Aaron J. Michelfelder, MD, grew up in Colorado Springs, Colorado and moved to Illinois to attend Northwestern University. He then attended the Loyola University Chicago Stritch School of Medicine and completed a family medicine residency at Lutheran General Hospital in Park Ridge, Illinois. He joined the Loyola University Chicago Stritch School of Medicine and Loyola University Medical Center as a faculty member in 2000. He later completed a fellowship in medical acupuncture and advanced training in medical hypnosis. He currently serves as Loyola’s chair of family medicine, co-director for Loyola’s Institute for Transformative Interprofessional Education, and is a professor of family medicine, bioethics & health policy, and medical education. His clinical practice includes general family medicine along with integrative medicine. His research interests are in practice transformation and the process of traveling from interprofessional education to collaborative practice. He is also interested in global health and has participated in 25 international medical and educational trips to 10 countries. But does that all really matter? What really matters is that he is eternally optimistic, idealistic, and enthusiastic!

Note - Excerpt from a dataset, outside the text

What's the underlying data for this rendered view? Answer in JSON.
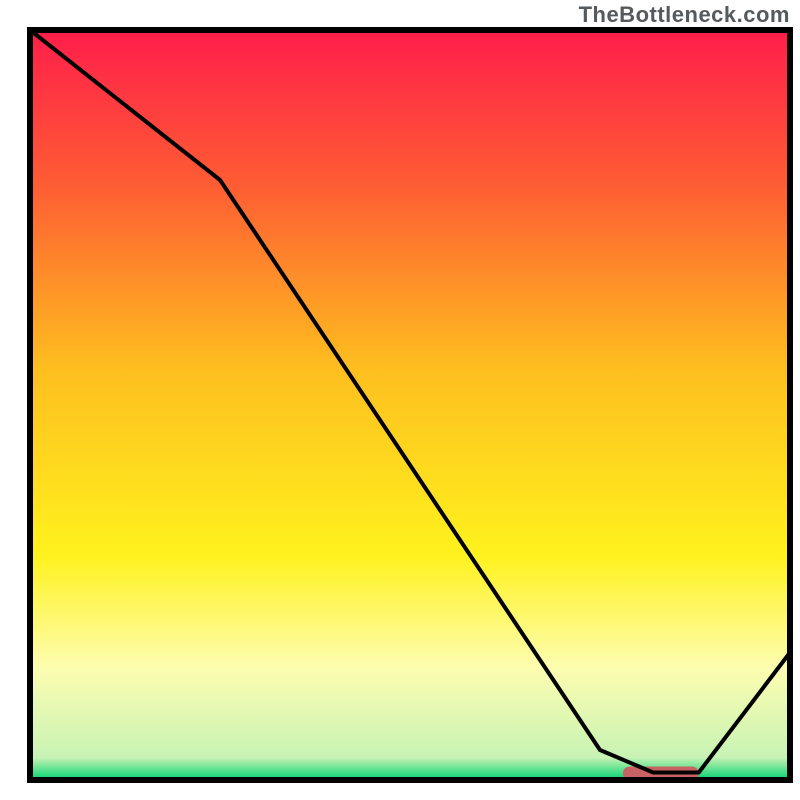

It is such a humbling and tremendous honor to be nominated for president-elect of the Society of Teachers of Family Medicine, because for me, STFM is home. I have grown up in STFM, and am eternally grateful for the friendship, mentoring, and inspiration that all of you provide.
STFM is a powerful organization because of you! I believe we should further tap into our strengths to bolster our current efforts at addressing two issues:
- Increase the numbers of diverse, creative, innovative people choosing family medicine as a career. Achieving this by building on and bolstering the great work with medical students, while also encouraging more interest among students from nursing, psychology, social work, law, pharmacy, medical anthropology, information technology, sociology, biomedical engineering, library science, health administration, genetics and anyone who wants to join the ranks of all of us who provide family medicine care. The future of family medicine is a rapidly expanding group of interprofessional colleagues who all believe in improving health through teamwork and the family medicine model of care.
- Identify and address the issues of the educational and health systems that are leading to burnout, while helping build the resiliency skills that everyone in family medicine needs to lead long, happy and fulfilling careers and lives.
It is not possible to address #1 without addressing #2 and vice versa as they are integrally linked. Within STFM are the role models, the innovators, the teachers, and the researchers to help make these two happen! This group has been diligently working on these issues and can certainly go the next steps! We must inspire the next generation to join us and inspire the current generation to take action. We must work more with our colleague organizations to change the factors that impede our progress. As those who educate, we can further enhance our leadership of advocating for changes for our learners and professionals.
You are the most remarkable people I know, and it would be such an honor to serve you as president-elect. I look forward to getting to know each and every one of you better!
Answers to Candidate Questions
What actions does STFM need to take to move STFM toward the goal of being the indispensable professional home for all family medicine educators?
STFM is already the premier, world-class organization for family medicine education. As the clinical practice of family medicine ever evolves into more complex, team-based, and technologically based care, further enhancing the inclusion of a broad-base of interprofessional learners and colleagues will ensure the robust diversity of talents necessary to maintain this world-class standing. As a focus on physician training in family medicine remains important, elevating the inclusion of all the professions involved in family medicine care delivery will only enhance the relevance and strength of STFM.
Choose one or two key challenges you anticipate that STFM will face in the next 3 years and describe a potential course of action to address each challenge.
The health and well-being of everyone involved in family medicine care delivery is crucial to the health of the people we all serve. As educators within family medicine, we have an enormous opportunity to study the causes of moral distress, burnout and empathy fatigue along the entire spectrum of the careers of those serving in family medicine. Identifying the system issues leading to these concerns and taking bold stances while working to change the educational and health system factors identified will help propel STFM forward as leaders in ensuring lifelong career satisfaction in family medicine.
Related to issues of health and well-being is the pipeline of the excited, idealistic, and enthusiastic youth who are interested and those who do not yet know they are interested in serving in family medicine. They need fostering, mentorship and encouragement to make the choice to join us. This pipeline must be diverse in every way. Additionally, is the pipeline for family medicine leaders such as residency program directors, department chairs, deans, administrators and all those who lead the delivery of family medicine. These are no small tasks, but as family medicine educators, together, we are up to the challenge!
Share your experience at bringing people together with diverse agendas and finding common ground
It is critically important to ensure that at every table sits a diverse group of people, ideas, personality types, professions, and experience, and to ensure that everyone’s voices are heard, and their ideas are included. As a leader, fostering the dialogue and the flow of the conversation is so much more important than one’s own opinion. Through dialogue and inclusion comes innovation and change. My leadership style is servant as leader, in that my role is to help those around me become successful, and that is the only measure of my own success. That said, it’s also really important to have fun. Through laughter and relationships, comes common ground. This is what I have learned as a chair, an interprofessional institute co-director, and as a former assistant dean.